Whether a person is arrested at home, in public, or by turning yourself in at the police station, being arrested can make a person panic. In many cases, a person may be in shock and may not know what to do. If possible, stay calm and try not to panic. Request an attorney. The steps that you take in the hours and days following an arrest can have a significant impact on the outcome in your case.
As soon as possible, your first priority should be contacting a Florida criminal defense attorney to discuss your legal rights and your options for defending yourself against the charges. A Florida criminal defense attorney can help you avoid making mistakes that could hurt your case.
Steps in a Florida Criminal Case
The steps in a criminal case may differ depending on the charges and the court that has jurisdiction over those charges. However, some of the basic steps that a person can expect after an arrest include:
- Booking — After your arrest, you are taken to central booking for processing. Officers will inventory and take your personal items, take a booking photo, and may take your fingerprints. The booking process places you in the “system” and prepares you for housing within the jail.
- First Appearance — Your first hearing, often referred to as first appearance, is held within 24 of your arrest. The judge reviews the probable cause in your case, informs you of the criminal charges against you, and sets or denies an initial bond.
- Arraignment — At an arraignment hearing, you enter a plea of guilty, not guilty, or no contest. This is also a formal reading of the charges. If you have been released on bond, you may not need to appear at the hearing if you have hired a Florida criminal defense attorney. However, you should always check with your attorney and show up for court if you are in doubt.
- Preliminary Hearing/Status Conference — You may have a preliminary hearing or a status conference in your case after the first appearance and arraignment. At this hearing, your attorney may file one or more motions and notices, such as a Notice of Discovery, Motion to Dismiss, Motion to Suppress Evidence, and Demand for a Jury Trial. This is generally the first substantive court appearance and an opportunity to familiarize yourself with the Court.
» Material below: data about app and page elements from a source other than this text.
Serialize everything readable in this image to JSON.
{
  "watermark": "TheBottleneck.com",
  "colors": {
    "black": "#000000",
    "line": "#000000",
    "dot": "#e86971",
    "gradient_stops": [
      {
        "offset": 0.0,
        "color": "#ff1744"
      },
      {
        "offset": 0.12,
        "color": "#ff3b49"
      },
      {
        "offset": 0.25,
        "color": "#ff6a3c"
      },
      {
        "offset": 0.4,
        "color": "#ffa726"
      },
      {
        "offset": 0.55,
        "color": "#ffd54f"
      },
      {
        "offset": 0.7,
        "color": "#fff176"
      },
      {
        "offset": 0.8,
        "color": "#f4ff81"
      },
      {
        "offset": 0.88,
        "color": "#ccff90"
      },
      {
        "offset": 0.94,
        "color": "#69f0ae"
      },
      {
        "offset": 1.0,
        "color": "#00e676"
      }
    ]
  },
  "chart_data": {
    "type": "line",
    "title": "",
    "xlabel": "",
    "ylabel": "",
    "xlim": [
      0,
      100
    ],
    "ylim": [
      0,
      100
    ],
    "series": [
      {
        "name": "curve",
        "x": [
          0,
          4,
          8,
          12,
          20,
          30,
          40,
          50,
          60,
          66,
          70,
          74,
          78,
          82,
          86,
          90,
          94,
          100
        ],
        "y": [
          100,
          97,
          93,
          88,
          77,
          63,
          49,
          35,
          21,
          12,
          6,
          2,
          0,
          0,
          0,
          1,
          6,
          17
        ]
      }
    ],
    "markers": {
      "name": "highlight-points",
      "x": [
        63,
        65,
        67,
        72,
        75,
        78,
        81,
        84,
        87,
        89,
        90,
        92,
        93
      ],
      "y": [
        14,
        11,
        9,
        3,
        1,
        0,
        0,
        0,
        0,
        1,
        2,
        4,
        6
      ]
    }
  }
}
- Discovery — If your attorney filed a Notice of Discovery, the prosecution must disclose all evidence it has collected. Your attorney must also provide any available evidence you intend to use as you defend yourself against the criminal charges. The Discovery process is the exchange of information.
- Early Resolution or Pretrial Intervention — Some counties in Florida have an Early Resolution Program and a Pretrial Intervention Program (PTI). If an attorney for the state reviews your case and offers a deal, you might end the case quickly. However, you may have a criminal record, and there will be conditions with the deal. PTI is for some offenders who are first offenders, non-drug related charges, or non-violent offenders. If you are accepted into the PTI program, you may be required to perform community service, pay restitution to a victim, attend drug courses, and other requirements. If you complete PTI, your charges are dismissed.
- Pretrial Hearings/Case Disposition Hearings — You may have a series of pretrial hearings or case disposition hearings every so often as your case proceeds through the system. Your attorney may file motions at these hearings, or you may discuss plea deals and settlements. If the case is not resolved, the court notes that the case is still in progress. During this time, your attorney may continue with additional discovery, such as taking depositions of witnesses and pursuing other evidence.
- Plea Deal — You can accept a plea deal at any time to end your case. Your attorney will discuss the terms of the plea deal and advise you of his legal opinion whether it is a wise decision to accept the deal or go to trial.
- Trial & Sentencing — At trial, the state presents its evidence, and you present a defense. If you selected a jury trial, the jurors decide your guilt or innocence. The judge decides guilt or innocence in a bench trial. If you are found guilty, the judge will pronounce your sentence. Many factors might impact your sentence, including your prior record, mandatory minimum sentences, and mitigating factors.
The above steps are a brief introductory example of the track a criminal case may take. Depending on the factors in your case, there could be less or more steps involved in resolving the charges against you.
Call a Florida Criminal Defense Attorney for Help
Even minor criminal charges can have significant consequences. It is best to seek the advice of an experienced Florida criminal defense attorney as soon as possible. The prosecutor is not on your side. He or she wants a guilty verdict and many times a conviction. Therefore, the prosecutor will not tell you if you have a valid defense or the state’s case is weak. In fact, that is not their responsibility. You need a trusted advocate on your side who can protect your legal rights. Consult with a Florida criminal defense attorney immediately if you are charged with a crime.